23 Feb 2016

Image via Bento Bio

What if you could take the power of genetics testing in the lab and miniaturise it down to a portable box? Well, that’s what the Bento Lab is trying to do.

Bento Bio, the start-up behind the Bento Lab, were one of the memorable speakers at yesterday’s (22 February) SynBio Future 2016 event at University College Cork (UCC), which looked at where the next advances in synthetic biology (synbio) are coming from.

One of the themes running right through the event was the transitioning of synbio from the confines of the large, expensive lab, to an area that can be achieved by biohackers using 3D printing and open source technology that would otherwise be inaccessible to them.

But what if you could buy a portable genetics testing kit that would be portable enough to take out to the field, quite literally, or not look out of place as a device you’d find in a modern kitchen?

For example, what if you buy a packet of mince from a supermarket and run the Bento Lab to see what meat it actually is, at a genetic level. After all, it’s not that long ago since the horsemeat scandal rocked the food industry, with questions over the source of meat being raised.

Bento Lab office

Image via Bento Bio

Year-round access to lab equipment

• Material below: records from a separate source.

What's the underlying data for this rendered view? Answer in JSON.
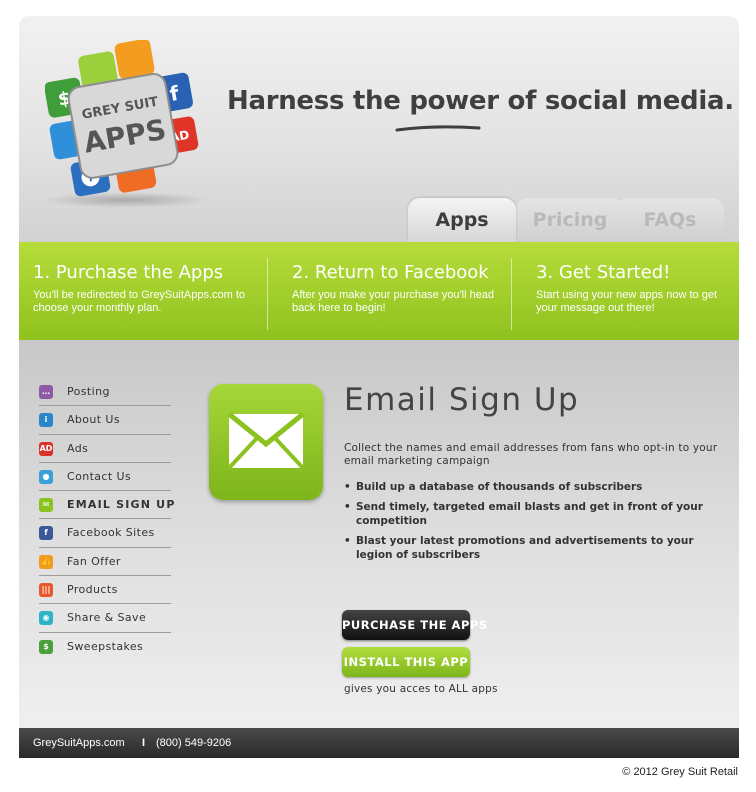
{
  "header": {
    "logo_line1": "GREY SUIT",
    "logo_line2": "APPS",
    "headline_before": "Harness the ",
    "headline_power": "power",
    "headline_after": " of social media."
  },
  "tabs": [
    {
      "label": "Apps",
      "active": true
    },
    {
      "label": "Pricing",
      "active": false
    },
    {
      "label": "FAQs",
      "active": false
    }
  ],
  "steps": [
    {
      "title": "1. Purchase the Apps",
      "text": "You'll be redirected to GreySuitApps.com to choose your monthly plan."
    },
    {
      "title": "2. Return to Facebook",
      "text": "After you make your purchase you'll head back here to begin!"
    },
    {
      "title": "3. Get Started!",
      "text": "Start using your new apps now to get your message out there!"
    }
  ],
  "sidebar": {
    "items": [
      {
        "label": "Posting",
        "icon": "speech-bubble-icon",
        "color": "#8e5aa6",
        "glyph": "…"
      },
      {
        "label": "About Us",
        "icon": "info-icon",
        "color": "#2a86c9",
        "glyph": "i"
      },
      {
        "label": "Ads",
        "icon": "ad-icon",
        "color": "#d9322c",
        "glyph": "AD"
      },
      {
        "label": "Contact Us",
        "icon": "map-pin-icon",
        "color": "#3aa0d8",
        "glyph": "●"
      },
      {
        "label": "EMAIL SIGN UP",
        "icon": "envelope-icon",
        "color": "#8cc21f",
        "glyph": "✉",
        "active": true
      },
      {
        "label": "Facebook Sites",
        "icon": "facebook-icon",
        "color": "#3b5998",
        "glyph": "f"
      },
      {
        "label": "Fan Offer",
        "icon": "thumbs-up-icon",
        "color": "#f09a1e",
        "glyph": "👍"
      },
      {
        "label": "Products",
        "icon": "barcode-icon",
        "color": "#e8572a",
        "glyph": "|||"
      },
      {
        "label": "Share & Save",
        "icon": "camera-icon",
        "color": "#2bb5c6",
        "glyph": "◉"
      },
      {
        "label": "Sweepstakes",
        "icon": "dollar-icon",
        "color": "#4aa03a",
        "glyph": "$"
      }
    ]
  },
  "main": {
    "title": "Email Sign Up",
    "description": "Collect the names and email addresses from fans who opt-in to your email marketing campaign",
    "bullets": [
      "Build up a database of thousands of subscribers",
      "Send timely, targeted email blasts and get in front of your competition",
      "Blast your latest promotions and advertisements to your legion of subscribers"
    ],
    "purchase_label": "PURCHASE THE APPS",
    "install_label": "INSTALL THIS APP",
    "note": "gives you acces to ALL apps"
  },
  "footer": {
    "site": "GreySuitApps.com",
    "separator": "I",
    "phone": "(800) 549-9206"
  },
  "copyright": "© 2012 Grey Suit Retail",
  "colors": {
    "accent_green": "#8cc21f",
    "dark_button": "#1c1c1c",
    "footer_bg": "#333333"
  }
}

Founded by Bethan Wolfenden and Philipp Boeing, Bento Bio and its Bento Lab came about following the pair’s work with the synbio non-profit accelerator iGEM, where they realised that outside of the lab equipment provided through it, they had little or no access to equipment during the summer months.

However, it was only following a spell with a biohacking team in London that the pair realised that a DIY starter lab was well within reach, albeit with a lot of tinkering.

While still in beta development, the lab is designed for beginner DNA tinkerers and up, with the key components including the centrifuge to extract the DNA, the polymerase chain reaction (PCR) to copy the DNA and a gel electrophoresis to visualise it.

Portability was key

Speaking at the event was Wolfenden, who showed the rather small, aesthetically pleasing box to an obviously interested audience and, speaking with afterwards, said the entire process of developing such a kit has been rather fluid, with what they had originally envisioned morphing over time.

Following discussions with field researchers, she said: “[During development] we also encountered a need that we hadn’t anticipated for this sort of equipment.

“For example, field researchers. Our idea was the cost was the USP, and actually one of the USPs is the portability and the fact you can take it anywhere, which isn’t really what current lab equipment is designed for.”

Bento Lab car

Image via Bento Bio

Rise of self-genetic testing

But the obvious question is how exactly you are able to shrink an entire lab into a box the size of an A4 piece of paper?

“With a PCR machine in a lab, you have the option to put a scale on it and have different temperatures across the block and that’s not something we’re at,” said Wolfenden. “Also, robustness. We’re redesigning it at the moment as currently the lab will last around five years, whereas normal lab equipment will last up to 40 years.”

It’s the beginner element, though, that Wolfenden and Bentio Bio sees as its target market, noting specifically the rising interest in home self-genetic testing services like 23andMe that are now available.

Getting a kickstart

Whether it will actually become a viable market, though, outside of a limited few remains to be seen, said Wolfenden, but it’s definitely an area the company’s looking at in terms of DIY biologists.

To be priced starting from £499 (€635), the Bento Labs will begin shipping this summer for the first time, having undergone beta testing with 20 kits, but its aim is to push its capabilities further, with a Kickstarter campaign due to begin next month.

As for the future, well, Wolfenden says the future will be modular – hence it being named Bento Lab, after the Bento box concept.

“We had imagined it originally as pieces that would slot together, so, looking forward, we’re quite keen to have those different accessories you’d want to add on.”

Bento Lab screen

Image via Bento Bio

Colm Gorey was a senior journalist with Silicon Republic